_EXERCISE:_ Give the number of lines in the data below that contain "sweatshirt", with no other words.

_DATASET RECORDS:_
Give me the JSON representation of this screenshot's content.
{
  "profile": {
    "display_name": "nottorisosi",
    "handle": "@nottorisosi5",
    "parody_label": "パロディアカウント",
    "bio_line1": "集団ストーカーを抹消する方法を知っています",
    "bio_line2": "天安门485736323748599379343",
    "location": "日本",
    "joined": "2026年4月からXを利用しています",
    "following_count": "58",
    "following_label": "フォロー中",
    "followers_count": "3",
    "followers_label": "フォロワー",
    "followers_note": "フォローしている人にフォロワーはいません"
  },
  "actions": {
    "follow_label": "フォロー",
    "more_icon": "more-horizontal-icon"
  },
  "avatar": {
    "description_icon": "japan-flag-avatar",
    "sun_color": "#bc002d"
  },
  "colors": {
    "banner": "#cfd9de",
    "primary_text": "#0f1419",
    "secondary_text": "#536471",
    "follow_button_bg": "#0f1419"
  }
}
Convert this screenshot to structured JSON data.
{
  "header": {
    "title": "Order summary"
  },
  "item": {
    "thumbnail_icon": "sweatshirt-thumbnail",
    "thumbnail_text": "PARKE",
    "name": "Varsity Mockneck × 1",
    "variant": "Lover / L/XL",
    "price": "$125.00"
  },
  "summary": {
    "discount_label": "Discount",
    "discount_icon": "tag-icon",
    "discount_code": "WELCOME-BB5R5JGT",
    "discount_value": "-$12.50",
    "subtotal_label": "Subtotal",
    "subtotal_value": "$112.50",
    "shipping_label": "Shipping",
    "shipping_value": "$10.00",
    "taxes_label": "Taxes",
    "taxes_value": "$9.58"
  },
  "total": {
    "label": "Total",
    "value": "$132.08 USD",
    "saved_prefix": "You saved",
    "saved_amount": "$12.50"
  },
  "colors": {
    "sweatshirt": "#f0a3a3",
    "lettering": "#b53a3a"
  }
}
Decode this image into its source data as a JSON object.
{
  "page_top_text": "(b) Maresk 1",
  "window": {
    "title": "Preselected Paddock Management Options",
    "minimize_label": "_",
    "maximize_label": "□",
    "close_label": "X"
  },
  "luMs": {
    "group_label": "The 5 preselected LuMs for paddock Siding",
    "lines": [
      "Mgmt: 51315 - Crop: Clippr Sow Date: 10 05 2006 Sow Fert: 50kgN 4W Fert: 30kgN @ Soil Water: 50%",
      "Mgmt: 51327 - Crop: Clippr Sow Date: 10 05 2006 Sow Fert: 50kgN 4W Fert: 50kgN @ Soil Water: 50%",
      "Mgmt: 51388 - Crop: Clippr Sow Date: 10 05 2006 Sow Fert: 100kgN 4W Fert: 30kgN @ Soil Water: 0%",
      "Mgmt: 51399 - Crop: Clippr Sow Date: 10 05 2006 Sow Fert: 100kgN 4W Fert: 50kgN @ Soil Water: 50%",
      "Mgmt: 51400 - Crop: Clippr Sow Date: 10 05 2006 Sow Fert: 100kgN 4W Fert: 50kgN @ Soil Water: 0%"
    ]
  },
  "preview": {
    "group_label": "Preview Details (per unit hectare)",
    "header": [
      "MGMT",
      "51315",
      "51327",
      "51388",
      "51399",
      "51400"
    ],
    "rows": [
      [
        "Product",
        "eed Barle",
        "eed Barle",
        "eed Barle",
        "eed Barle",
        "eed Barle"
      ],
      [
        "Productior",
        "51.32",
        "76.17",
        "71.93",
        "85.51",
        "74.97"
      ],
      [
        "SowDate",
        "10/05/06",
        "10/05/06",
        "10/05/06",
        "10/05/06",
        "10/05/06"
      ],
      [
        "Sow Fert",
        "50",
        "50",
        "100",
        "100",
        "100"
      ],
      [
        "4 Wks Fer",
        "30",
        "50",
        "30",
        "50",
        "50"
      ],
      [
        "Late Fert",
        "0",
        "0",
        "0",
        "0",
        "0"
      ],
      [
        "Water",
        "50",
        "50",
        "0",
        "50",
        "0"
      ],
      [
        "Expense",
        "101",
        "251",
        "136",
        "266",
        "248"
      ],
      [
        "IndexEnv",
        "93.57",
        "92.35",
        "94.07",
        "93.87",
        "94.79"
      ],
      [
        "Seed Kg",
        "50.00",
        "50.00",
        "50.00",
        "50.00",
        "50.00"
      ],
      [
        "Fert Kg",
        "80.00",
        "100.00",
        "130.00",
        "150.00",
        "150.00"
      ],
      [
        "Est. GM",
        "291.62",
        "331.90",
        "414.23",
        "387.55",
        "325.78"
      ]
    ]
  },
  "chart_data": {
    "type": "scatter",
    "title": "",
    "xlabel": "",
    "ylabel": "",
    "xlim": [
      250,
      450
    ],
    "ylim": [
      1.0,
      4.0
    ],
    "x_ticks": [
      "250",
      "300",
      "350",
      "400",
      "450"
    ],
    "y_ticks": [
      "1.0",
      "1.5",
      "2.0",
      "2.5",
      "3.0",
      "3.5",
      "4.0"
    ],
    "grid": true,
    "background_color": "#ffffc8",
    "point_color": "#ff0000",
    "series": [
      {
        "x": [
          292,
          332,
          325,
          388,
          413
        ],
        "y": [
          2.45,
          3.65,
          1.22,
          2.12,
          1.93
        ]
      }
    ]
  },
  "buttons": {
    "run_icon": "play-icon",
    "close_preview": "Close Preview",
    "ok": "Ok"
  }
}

_OUTPUT FOR THIS TASK:_ 2